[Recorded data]
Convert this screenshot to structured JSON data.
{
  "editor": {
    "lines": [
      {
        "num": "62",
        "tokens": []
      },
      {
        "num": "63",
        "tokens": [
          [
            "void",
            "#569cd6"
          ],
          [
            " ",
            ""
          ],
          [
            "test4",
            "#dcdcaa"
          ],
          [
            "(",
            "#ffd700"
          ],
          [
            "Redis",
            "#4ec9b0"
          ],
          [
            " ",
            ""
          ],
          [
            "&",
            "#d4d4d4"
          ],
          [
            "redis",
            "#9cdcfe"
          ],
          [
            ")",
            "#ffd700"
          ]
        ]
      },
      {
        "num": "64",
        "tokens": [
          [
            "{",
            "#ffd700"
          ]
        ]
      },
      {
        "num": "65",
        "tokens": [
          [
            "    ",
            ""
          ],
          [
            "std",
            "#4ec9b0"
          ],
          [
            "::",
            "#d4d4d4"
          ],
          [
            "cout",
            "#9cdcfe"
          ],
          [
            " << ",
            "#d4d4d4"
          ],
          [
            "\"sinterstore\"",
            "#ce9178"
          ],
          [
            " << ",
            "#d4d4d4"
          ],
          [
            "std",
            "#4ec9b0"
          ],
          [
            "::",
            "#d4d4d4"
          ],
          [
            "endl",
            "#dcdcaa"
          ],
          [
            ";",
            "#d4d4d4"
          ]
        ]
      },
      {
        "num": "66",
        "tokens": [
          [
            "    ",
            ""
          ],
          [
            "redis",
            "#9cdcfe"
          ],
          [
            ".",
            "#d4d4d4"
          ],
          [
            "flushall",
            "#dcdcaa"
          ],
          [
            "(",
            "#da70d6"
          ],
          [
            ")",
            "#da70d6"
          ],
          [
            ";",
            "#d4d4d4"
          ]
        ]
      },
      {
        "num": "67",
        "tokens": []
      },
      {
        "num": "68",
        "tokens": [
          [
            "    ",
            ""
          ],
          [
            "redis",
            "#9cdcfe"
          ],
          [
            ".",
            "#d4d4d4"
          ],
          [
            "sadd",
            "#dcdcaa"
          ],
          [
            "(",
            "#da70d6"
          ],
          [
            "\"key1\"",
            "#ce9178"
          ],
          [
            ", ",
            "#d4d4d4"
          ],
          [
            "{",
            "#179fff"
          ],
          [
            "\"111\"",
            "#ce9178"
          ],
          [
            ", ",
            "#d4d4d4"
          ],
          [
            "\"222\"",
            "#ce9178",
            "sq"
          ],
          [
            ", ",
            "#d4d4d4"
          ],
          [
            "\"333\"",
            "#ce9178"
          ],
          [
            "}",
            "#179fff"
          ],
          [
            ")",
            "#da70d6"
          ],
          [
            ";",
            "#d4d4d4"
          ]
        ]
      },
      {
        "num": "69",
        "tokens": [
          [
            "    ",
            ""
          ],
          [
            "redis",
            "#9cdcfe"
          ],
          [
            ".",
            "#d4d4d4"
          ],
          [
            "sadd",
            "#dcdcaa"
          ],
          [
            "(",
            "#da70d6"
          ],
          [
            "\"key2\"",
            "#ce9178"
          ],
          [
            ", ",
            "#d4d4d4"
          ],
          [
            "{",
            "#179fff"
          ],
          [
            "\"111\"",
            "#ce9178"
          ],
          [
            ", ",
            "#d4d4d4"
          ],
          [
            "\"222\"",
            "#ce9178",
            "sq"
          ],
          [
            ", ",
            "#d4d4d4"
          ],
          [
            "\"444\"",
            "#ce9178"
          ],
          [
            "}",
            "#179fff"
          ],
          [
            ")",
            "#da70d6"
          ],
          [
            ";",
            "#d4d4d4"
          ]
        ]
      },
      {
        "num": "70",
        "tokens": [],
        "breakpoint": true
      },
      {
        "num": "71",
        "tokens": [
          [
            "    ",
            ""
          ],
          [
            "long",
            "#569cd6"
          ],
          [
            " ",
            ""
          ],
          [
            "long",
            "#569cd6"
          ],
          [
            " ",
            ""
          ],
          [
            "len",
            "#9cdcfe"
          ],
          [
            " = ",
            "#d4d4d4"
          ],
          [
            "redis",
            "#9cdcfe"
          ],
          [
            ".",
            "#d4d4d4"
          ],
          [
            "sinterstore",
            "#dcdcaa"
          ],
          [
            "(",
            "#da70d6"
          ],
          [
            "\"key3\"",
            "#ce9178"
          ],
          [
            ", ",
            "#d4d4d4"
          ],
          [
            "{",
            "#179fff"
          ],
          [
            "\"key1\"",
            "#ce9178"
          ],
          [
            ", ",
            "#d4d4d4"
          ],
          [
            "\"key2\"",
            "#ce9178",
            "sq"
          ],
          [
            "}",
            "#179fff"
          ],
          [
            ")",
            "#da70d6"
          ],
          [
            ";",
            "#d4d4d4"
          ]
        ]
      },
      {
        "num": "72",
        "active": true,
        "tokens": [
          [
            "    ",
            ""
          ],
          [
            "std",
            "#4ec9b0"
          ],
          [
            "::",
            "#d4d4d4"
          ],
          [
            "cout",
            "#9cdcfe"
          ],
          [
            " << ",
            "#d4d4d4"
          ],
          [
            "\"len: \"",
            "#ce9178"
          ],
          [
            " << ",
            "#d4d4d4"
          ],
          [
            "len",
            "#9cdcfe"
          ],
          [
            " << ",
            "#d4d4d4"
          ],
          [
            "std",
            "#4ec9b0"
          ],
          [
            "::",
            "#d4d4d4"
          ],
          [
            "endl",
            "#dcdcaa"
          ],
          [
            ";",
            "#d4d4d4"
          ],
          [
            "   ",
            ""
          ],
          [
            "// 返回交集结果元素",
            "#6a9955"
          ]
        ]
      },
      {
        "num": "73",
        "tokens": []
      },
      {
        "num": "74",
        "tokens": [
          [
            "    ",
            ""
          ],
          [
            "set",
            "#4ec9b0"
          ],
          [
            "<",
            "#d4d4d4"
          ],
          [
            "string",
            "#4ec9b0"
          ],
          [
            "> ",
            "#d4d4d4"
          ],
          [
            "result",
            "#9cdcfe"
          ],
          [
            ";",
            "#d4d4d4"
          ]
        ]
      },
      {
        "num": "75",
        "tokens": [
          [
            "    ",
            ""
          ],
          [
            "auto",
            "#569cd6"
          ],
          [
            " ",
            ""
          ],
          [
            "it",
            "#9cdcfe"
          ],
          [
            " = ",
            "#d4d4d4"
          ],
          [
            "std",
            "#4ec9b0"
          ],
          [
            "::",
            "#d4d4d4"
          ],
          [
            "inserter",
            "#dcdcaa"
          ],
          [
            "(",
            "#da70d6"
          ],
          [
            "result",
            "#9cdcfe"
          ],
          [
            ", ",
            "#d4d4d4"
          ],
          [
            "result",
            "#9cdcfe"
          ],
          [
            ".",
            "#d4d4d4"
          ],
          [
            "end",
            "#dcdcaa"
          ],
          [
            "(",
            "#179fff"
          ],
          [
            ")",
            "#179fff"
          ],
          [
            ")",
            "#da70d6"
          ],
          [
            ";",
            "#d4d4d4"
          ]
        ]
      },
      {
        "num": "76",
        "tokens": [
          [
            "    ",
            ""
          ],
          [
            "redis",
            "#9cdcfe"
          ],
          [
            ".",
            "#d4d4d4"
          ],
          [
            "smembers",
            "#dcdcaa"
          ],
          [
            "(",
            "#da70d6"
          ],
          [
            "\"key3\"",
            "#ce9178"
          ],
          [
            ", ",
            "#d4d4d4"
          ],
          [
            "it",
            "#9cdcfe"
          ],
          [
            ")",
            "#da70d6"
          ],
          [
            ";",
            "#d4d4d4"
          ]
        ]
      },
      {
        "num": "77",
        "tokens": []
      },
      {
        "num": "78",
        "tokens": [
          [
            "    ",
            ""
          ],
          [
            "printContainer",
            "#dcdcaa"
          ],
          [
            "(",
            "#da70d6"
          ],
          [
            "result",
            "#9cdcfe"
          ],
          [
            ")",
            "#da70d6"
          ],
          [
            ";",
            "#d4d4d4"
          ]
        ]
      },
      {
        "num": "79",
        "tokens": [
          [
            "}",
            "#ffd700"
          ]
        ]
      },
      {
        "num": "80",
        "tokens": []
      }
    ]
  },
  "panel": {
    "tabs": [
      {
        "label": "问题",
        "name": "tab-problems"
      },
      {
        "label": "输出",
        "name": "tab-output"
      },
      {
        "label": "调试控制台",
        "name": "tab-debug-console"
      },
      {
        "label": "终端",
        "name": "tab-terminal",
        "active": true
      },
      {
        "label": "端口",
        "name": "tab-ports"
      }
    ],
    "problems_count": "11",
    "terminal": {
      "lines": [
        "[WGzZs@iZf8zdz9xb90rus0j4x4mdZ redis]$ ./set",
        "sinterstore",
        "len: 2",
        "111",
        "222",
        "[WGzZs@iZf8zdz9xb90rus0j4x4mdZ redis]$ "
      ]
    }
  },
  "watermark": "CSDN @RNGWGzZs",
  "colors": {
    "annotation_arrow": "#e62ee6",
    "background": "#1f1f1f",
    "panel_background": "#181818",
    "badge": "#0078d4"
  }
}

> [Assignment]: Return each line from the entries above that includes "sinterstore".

> [Response for this exercise]:
            "\"sinterstore\"",
            "sinterstore",
        "sinterstore",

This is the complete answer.